To begin, what if the illegal immigrant is the culprit?  What if the illegal immigrant causes someone to have a brain injury, either intentionally or inadvertently?  First, the police or whomever is pursuing the case must find them.  Since illegal immigrants are largely undocumented, this can be a hard task.  For better or worse, depending on your political ideology, a number of states are now allowing an illegal immigrant to legally obtain a driver’s license and register their car.  In January 2015, for example, California signed into law AB60, which, “requires the [DMV] to issue an original driver’s license to an applicant who is unable to submit satisfactory proof of legal presence in the United States.”  New Jersey, with the support of Governor Phil Murphy, is now preparing for a similar bill, Assembly Bill No. 1738, to pass.  If this bill passes, it will make New Jersey the 13th state, plus the District of Columbia, to allow this.  (What the consequences are for an illegal immigrant who inflicts injury on another person, such as through a car accident and even if they are legally licensed, is unclear.  They are subject to criminal charges, but civil action may be more difficult.  As they are illegal, and many do not submit tax returns, which would show their yearly income, monetary consequences to cover such things as rehabilitation costs are not possible.)

More so, the government does not seem to account for the economic costs of brain injury:  For the victim, there will be a lose of future wages as, even if the victim is able to return to work, they will be away for a bit.  Additionally, when returning to work, a brain injured individual may have to pursue a career that is less cognitively and/or physically demanding and often less lucrative than their previous occupation.  For the Internal Revenue Service (IRS), this means less taxable dollars are earned.  Also, the brain injured individual may stay longer or indefinitely on Medicare and/or Medicaid.  The government then is required to help pay for their doctors’ visits, their medication, etc.

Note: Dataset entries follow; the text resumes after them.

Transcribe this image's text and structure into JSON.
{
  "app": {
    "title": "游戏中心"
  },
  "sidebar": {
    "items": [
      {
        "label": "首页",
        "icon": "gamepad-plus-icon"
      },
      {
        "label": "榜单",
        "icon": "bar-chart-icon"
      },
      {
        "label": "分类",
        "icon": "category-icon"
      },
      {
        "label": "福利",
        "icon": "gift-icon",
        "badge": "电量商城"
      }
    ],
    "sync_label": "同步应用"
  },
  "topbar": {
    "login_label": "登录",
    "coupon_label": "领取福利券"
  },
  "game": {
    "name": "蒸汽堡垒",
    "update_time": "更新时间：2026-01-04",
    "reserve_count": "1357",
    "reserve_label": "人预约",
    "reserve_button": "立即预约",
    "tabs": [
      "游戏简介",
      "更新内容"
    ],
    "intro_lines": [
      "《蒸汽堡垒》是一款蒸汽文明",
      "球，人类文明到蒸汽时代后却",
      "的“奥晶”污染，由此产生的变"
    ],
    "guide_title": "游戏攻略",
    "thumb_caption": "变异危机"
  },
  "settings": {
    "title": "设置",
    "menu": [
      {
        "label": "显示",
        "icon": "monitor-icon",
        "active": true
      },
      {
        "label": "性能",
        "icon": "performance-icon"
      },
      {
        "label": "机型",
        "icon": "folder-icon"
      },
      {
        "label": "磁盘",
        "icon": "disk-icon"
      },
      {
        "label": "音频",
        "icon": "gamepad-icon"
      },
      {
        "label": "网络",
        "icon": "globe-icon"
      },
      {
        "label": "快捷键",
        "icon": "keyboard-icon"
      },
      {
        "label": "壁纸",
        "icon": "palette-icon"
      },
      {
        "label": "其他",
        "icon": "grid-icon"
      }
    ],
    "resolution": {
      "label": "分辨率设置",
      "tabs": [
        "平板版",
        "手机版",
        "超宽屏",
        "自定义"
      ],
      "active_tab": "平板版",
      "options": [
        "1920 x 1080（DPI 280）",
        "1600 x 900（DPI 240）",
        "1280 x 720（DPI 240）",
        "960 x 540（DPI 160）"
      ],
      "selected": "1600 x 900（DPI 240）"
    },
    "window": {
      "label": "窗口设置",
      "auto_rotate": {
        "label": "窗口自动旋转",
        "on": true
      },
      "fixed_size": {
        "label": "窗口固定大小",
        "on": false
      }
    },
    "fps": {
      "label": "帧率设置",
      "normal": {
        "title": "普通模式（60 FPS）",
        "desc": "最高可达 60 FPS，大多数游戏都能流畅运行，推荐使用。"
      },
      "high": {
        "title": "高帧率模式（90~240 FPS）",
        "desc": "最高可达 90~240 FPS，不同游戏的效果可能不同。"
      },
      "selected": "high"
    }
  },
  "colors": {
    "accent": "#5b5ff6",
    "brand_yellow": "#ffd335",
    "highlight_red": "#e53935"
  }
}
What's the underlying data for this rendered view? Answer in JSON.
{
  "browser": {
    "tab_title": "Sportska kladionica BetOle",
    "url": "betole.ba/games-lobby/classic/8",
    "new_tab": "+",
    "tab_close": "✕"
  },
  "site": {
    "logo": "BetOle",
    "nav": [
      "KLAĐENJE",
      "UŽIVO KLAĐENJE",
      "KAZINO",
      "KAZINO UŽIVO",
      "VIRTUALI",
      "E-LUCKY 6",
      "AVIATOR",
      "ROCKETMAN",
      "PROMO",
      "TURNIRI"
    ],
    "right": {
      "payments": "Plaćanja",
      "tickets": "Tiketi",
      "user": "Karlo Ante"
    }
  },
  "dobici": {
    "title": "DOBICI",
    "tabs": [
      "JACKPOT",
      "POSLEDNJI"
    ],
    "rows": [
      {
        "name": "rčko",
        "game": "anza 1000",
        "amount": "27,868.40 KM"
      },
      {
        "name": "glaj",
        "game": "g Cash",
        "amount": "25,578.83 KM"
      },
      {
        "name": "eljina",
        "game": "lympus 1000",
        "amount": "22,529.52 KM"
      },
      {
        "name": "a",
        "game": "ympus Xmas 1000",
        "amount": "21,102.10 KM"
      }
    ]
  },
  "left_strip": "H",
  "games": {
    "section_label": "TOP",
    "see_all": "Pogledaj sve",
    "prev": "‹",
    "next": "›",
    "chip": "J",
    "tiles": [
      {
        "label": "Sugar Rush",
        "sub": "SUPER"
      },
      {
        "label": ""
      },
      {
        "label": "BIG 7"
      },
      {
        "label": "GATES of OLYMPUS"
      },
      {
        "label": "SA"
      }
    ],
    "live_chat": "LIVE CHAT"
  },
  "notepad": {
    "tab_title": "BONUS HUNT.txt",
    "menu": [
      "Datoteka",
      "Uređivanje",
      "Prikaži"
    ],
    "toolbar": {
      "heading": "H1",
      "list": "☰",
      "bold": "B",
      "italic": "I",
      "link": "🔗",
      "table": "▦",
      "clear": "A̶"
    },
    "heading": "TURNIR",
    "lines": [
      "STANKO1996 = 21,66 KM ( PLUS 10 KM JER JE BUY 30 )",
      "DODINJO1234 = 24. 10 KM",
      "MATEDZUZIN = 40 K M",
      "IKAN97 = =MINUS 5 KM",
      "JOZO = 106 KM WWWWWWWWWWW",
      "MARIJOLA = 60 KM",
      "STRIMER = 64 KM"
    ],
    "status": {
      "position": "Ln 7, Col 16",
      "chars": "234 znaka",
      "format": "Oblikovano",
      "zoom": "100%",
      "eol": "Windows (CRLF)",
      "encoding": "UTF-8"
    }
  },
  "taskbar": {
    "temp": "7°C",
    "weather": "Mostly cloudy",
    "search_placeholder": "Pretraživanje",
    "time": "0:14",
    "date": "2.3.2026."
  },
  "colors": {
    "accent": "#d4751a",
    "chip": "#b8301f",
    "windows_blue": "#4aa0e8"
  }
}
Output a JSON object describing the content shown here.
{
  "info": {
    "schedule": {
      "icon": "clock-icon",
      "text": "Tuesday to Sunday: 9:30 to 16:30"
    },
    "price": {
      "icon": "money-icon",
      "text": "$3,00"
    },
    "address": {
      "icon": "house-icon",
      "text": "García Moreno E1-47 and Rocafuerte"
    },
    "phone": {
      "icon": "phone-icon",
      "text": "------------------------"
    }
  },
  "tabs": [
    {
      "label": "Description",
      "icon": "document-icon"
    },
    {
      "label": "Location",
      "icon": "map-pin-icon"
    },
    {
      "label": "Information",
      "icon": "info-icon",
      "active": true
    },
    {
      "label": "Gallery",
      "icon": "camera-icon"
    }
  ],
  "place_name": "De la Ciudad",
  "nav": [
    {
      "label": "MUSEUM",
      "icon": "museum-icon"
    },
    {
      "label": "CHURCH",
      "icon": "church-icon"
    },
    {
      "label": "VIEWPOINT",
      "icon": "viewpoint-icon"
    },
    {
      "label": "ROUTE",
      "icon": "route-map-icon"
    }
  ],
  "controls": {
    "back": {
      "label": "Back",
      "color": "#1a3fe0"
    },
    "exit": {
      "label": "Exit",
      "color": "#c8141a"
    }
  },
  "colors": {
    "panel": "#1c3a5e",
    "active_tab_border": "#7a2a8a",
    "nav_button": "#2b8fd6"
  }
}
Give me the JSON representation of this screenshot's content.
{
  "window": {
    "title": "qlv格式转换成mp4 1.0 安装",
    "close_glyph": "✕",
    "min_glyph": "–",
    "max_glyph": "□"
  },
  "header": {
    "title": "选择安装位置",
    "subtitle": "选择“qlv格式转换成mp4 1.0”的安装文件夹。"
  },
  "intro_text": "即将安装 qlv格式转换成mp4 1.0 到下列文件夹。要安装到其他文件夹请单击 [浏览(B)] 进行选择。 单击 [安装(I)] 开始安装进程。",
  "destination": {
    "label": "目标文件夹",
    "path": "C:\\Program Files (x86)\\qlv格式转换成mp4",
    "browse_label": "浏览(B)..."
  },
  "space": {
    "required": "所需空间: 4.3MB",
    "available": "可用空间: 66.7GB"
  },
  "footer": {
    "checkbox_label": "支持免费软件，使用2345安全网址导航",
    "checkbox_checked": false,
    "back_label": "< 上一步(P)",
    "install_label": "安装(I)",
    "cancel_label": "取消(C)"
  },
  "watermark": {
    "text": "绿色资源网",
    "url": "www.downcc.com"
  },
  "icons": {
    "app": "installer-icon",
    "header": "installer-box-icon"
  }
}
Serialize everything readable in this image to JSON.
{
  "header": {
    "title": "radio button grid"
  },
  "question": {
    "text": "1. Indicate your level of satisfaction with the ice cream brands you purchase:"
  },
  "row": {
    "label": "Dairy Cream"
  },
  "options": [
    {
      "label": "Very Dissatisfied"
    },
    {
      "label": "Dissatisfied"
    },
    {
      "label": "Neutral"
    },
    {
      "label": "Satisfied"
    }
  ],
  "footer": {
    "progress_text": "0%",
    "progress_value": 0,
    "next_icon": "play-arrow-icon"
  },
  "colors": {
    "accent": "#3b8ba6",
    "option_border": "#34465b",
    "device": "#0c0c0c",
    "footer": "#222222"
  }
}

But, how about when the illegal immigrant is the victim?  No one wants to see a person, legal or not, suffer or even die due to lack of medical care.  All told, the government is financing about $18.5 billion a year for medical care of unauthorized immigrants.  Of this total, “federal taxpayers provided $11.2 billion in subsidized care to unauthorized immigrants in 2016.”  (“A relatively small number of undocumented immigrants, perhaps in the tens of thousands, obtain health insurance through private employers,” states a 2016 article.)  However, a page on the NIH website, written by an individual who had authored other pages on ethics, as it relates to illegal immigrants, notes that, “the Patient Protection and Affordable Care Act of 2010 ignored the health care of undocumented immigrants and will not provide relief to undocumented patients with catastrophic illness like ESRD, cancer, or traumatic brain injuries.”

There are local health clinics, hospital emergency rooms and free medical school clinics that must treat everyone, regardless of legality.*  Additionally, some doctors will treat undocumented immigrants, off the record.  Treatment for brain injury though, requires more than a brief trip to the doctor.  As an article from 2009, when illegal immigrants were treated differently by the government than now, is titled, “Struggling to find post-acute care for undocumented and uninsured immigrants.”  Should ethics trump legality, no pun intended?

*Another article recounts the story of an illegal man, without insurance, who suffered a stroke.  Though the hospital legally had to treat him, his care would be uncertain the second he stepped out of the hospital grounds.  Would receiving care for his stroke result in a “medical deportation”?  Ultimately, the hospital was able to find the man’s family in Mexico, but the trip to return him to his family cost $50,000 and was paid entirely by the government.

Note: The above post is not a personal comment on illegal immigration.